There are no controls on the Nokia N900 front panel, the only other functional element being the earpiece, the video-call camera and a couple of sensors on top.
The top (if the handset is held in portrait mode that is) hosts one of the speakers along with the microUSB slot and the lanyard eyelet.
The other speaker is at the bottom, next to the lock slider, the 3.5mm audio jack and the microphone pinhole. The large and a bit cheapish looking stylus also goes in here.
The left side of Nokia N900 has no functional elements whatsoever.
On the right you get the volume rocker, the power key and the camera button. The infrared port(!) is also here. A peculiar decision by Nokia is to give the users no manual control over it and leave it only for remote control applications and the likes.
The back features the 5 megapixel camera and the dual LED flash.
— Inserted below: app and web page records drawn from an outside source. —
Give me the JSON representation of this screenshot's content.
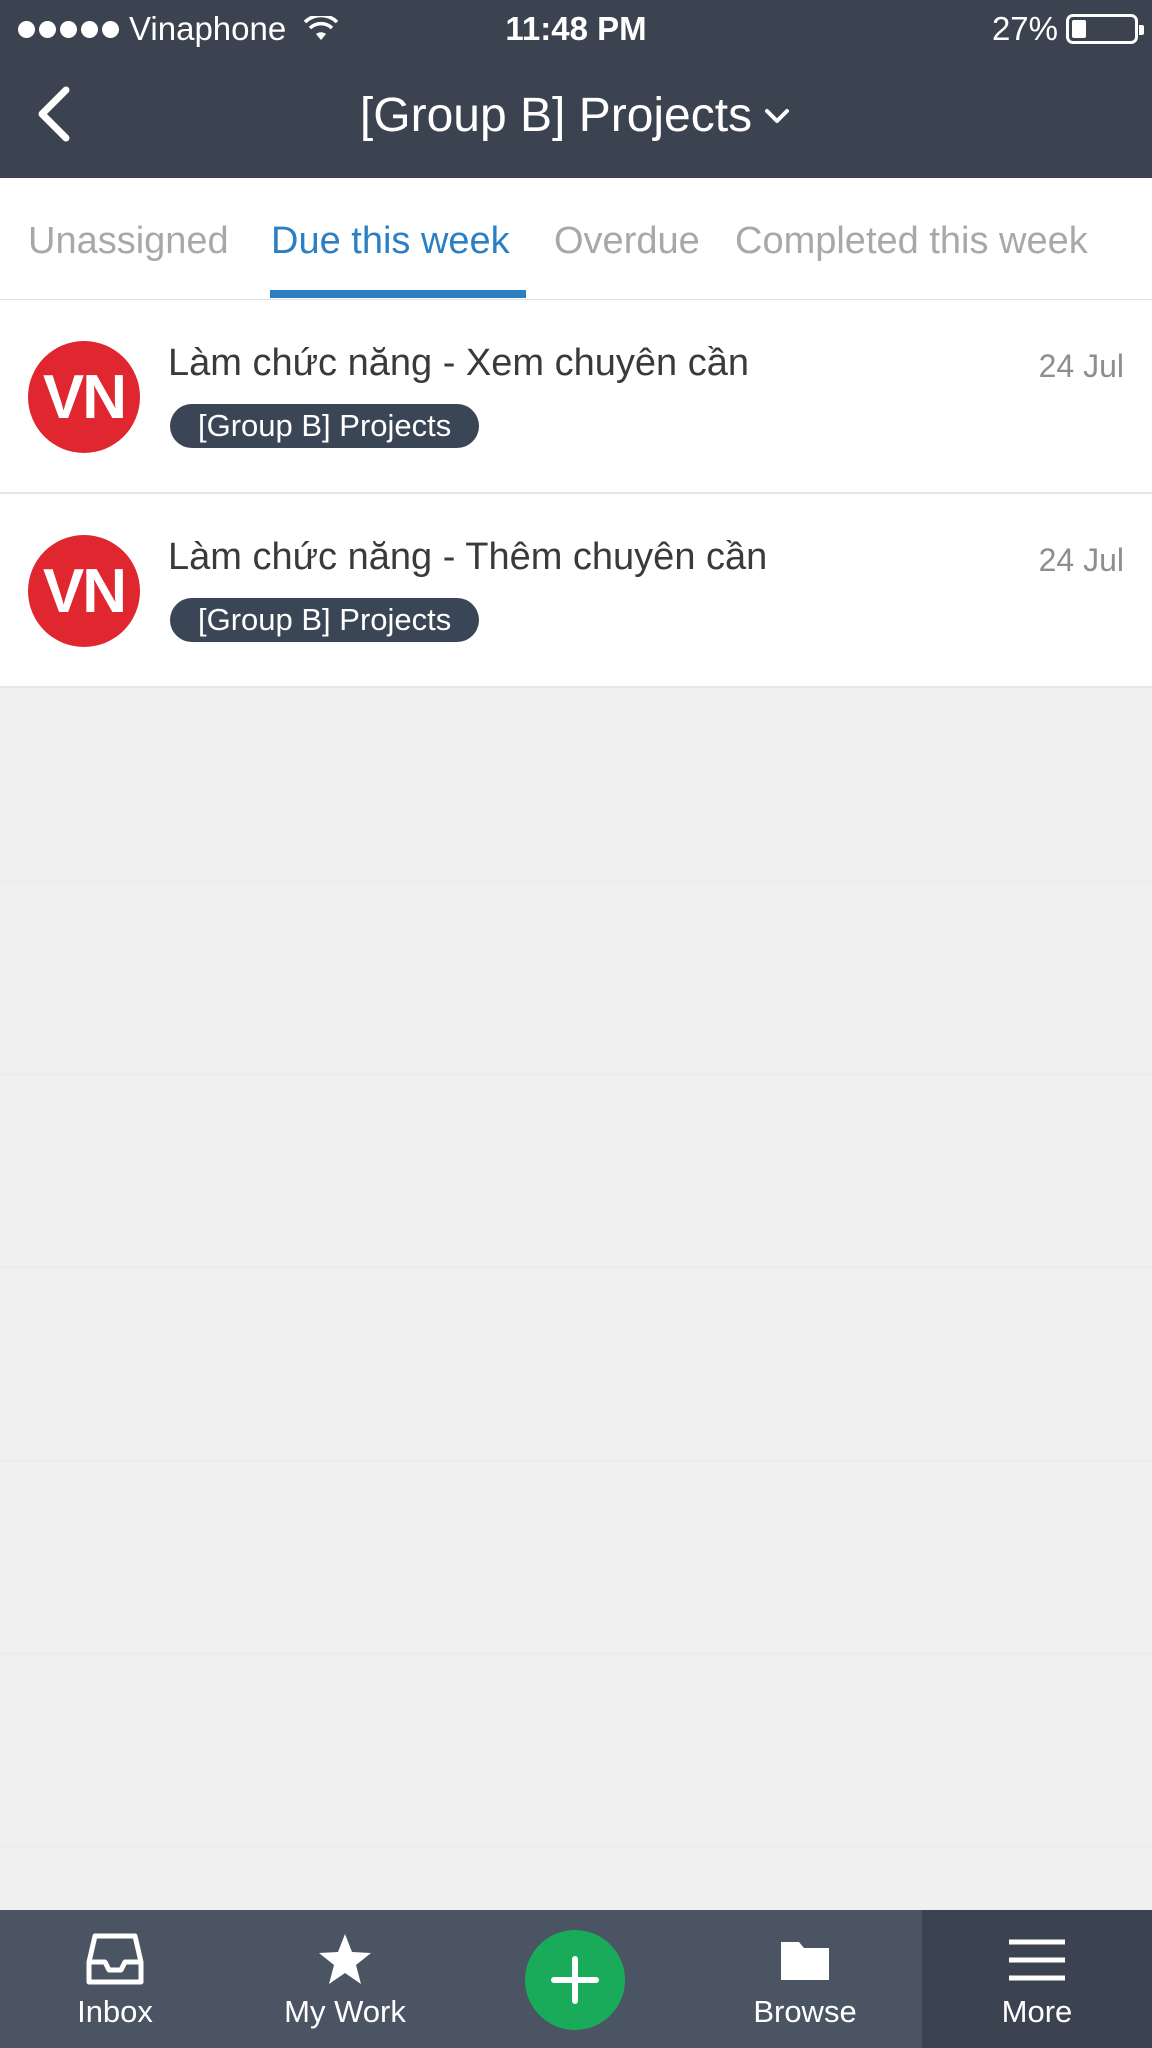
{
  "status_bar": {
    "carrier": "Vinaphone",
    "time": "11:48 PM",
    "battery": "27%",
    "battery_level": 0.27
  },
  "nav": {
    "title": "[Group B] Projects"
  },
  "tabs": [
    {
      "label": "Unassigned",
      "active": false
    },
    {
      "label": "Due this week",
      "active": true
    },
    {
      "label": "Overdue",
      "active": false
    },
    {
      "label": "Completed this week",
      "active": false
    }
  ],
  "tasks": [
    {
      "avatar": "VN",
      "title": "Làm chức năng - Xem chuyên cần",
      "tag": "[Group B] Projects",
      "date": "24 Jul"
    },
    {
      "avatar": "VN",
      "title": "Làm chức năng - Thêm chuyên cần",
      "tag": "[Group B] Projects",
      "date": "24 Jul"
    }
  ],
  "tab_bar": {
    "inbox": "Inbox",
    "my_work": "My Work",
    "browse": "Browse",
    "more": "More"
  },
  "colors": {
    "header_bg": "#3c4350",
    "accent": "#2b7fc2",
    "avatar_bg": "#e0262f",
    "add_button": "#1aab5a"
  }
}
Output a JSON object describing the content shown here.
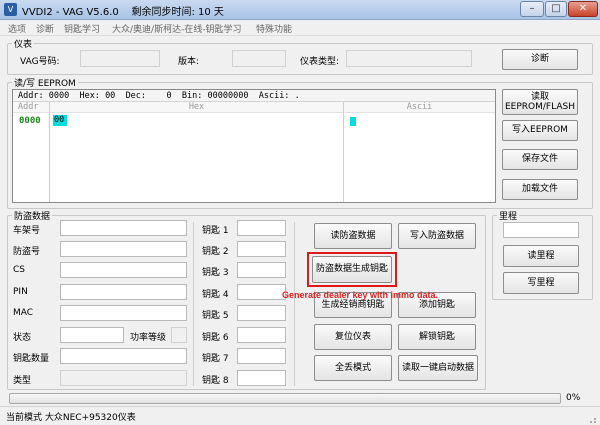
{
  "window": {
    "app_icon_glyph": "V",
    "title": "VVDI2 - VAG V5.6.0",
    "sync_time": "剩余同步时间: 10 天",
    "controls": {
      "minimize": "–",
      "maximize": "□",
      "close": "✕"
    }
  },
  "menu": [
    "选项",
    "诊断",
    "钥匙学习",
    "大众/奥迪/斯柯达-在线-钥匙学习",
    "特殊功能"
  ],
  "instrument": {
    "group_title": "仪表",
    "vag_label": "VAG号码:",
    "vag_value": "",
    "version_label": "版本:",
    "version_value": "",
    "type_label": "仪表类型:",
    "type_value": "",
    "diagnose_button": "诊断"
  },
  "eeprom": {
    "group_title": "读/写 EEPROM",
    "info": {
      "addr_label": "Addr:",
      "addr_value": "0000",
      "hex_label": "Hex:",
      "hex_value": "00",
      "dec_label": "Dec:",
      "dec_value": "0",
      "bin_label": "Bin:",
      "bin_value": "00000000",
      "ascii_label": "Ascii:",
      "ascii_value": "."
    },
    "columns": {
      "addr": "Addr",
      "hex": "Hex",
      "ascii": "Ascii"
    },
    "row_addr": "0000",
    "row_byte": "00",
    "buttons": {
      "read": "读取\nEEPROM/FLASH",
      "write": "写入EEPROM",
      "save": "保存文件",
      "load": "加载文件"
    }
  },
  "immo": {
    "group_title": "防盗数据",
    "fields": [
      {
        "label": "车架号",
        "value": ""
      },
      {
        "label": "防盗号",
        "value": ""
      },
      {
        "label": "CS",
        "value": ""
      },
      {
        "label": "PIN",
        "value": ""
      },
      {
        "label": "MAC",
        "value": ""
      },
      {
        "label": "状态",
        "value": ""
      },
      {
        "label": "钥匙数量",
        "value": ""
      },
      {
        "label": "类型",
        "value": ""
      }
    ],
    "power_level_label": "功率等级",
    "power_level_value": "",
    "keys": [
      {
        "label": "钥匙 1",
        "value": ""
      },
      {
        "label": "钥匙 2",
        "value": ""
      },
      {
        "label": "钥匙 3",
        "value": ""
      },
      {
        "label": "钥匙 4",
        "value": ""
      },
      {
        "label": "钥匙 5",
        "value": ""
      },
      {
        "label": "钥匙 6",
        "value": ""
      },
      {
        "label": "钥匙 7",
        "value": ""
      },
      {
        "label": "钥匙 8",
        "value": ""
      }
    ],
    "buttons": {
      "read_immo": "读防盗数据",
      "write_immo": "写入防盗数据",
      "gen_key": "防盗数据生成钥匙",
      "gen_dealer_key": "生成经销商钥匙",
      "add_key": "添加钥匙",
      "reset_instrument": "复位仪表",
      "unlock_key": "解锁钥匙",
      "all_keys_lost": "全丢模式",
      "read_one_key_start": "读取一键启动数据"
    }
  },
  "mileage": {
    "group_title": "里程",
    "value": "",
    "read_button": "读里程",
    "write_button": "写里程"
  },
  "annotation": "Generate dealer key with immo data.",
  "progress": {
    "percent_text": "0%",
    "fraction": 0
  },
  "status": "当前模式 大众NEC+95320仪表",
  "colors": {
    "highlight": "#e01818",
    "annotation": "#e41c1c",
    "hex_cursor": "#00dcdc",
    "address": "#1a8a1a"
  }
}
They are hidden under a small protective cover which should be more than enough to protect them from getting scratched.
There's also a kickstand here, which can be extended to make it possible to lay the phone on a desk or a table at an angle suitable for watching video. A small magnet takes care of retracting the stand when you are done using it.
Finally, we come to one of the most important parts of the Nokia N900 hardware - the slide-out QWERTY keyboard. As we mentioned the handset doesn't slide out too much which has left less space for the keys.
Nokia chose (or were forced to use depending on how you look at it) a three-row layout which means that virtually every key has two and some have three symbols. So you will need to do a lot of work with the Alt and Shift keys, that's for sure. It's good there is a virtual on-screen dialing pad so you don't have to make your calls using the QWERTY one.
The keys themselves are pretty cool to type on. The tactile feedback and movement are so nicely done that you can achieve pretty great speed. However the limited space means smaller keys will less spacing between them so users with extremely large hands should probably check it out hands-on before handing out the cash.
How comfortable did we feel with it? Well, let's just mention that half the software part of this preview was written on the handset itself. It's that good.
So that's that with the hardware for now, let's take a peek inside the beast. That Maemo OS certainly looked nice on those screenshot but what about its real-life performance. Join us on the next page to find out.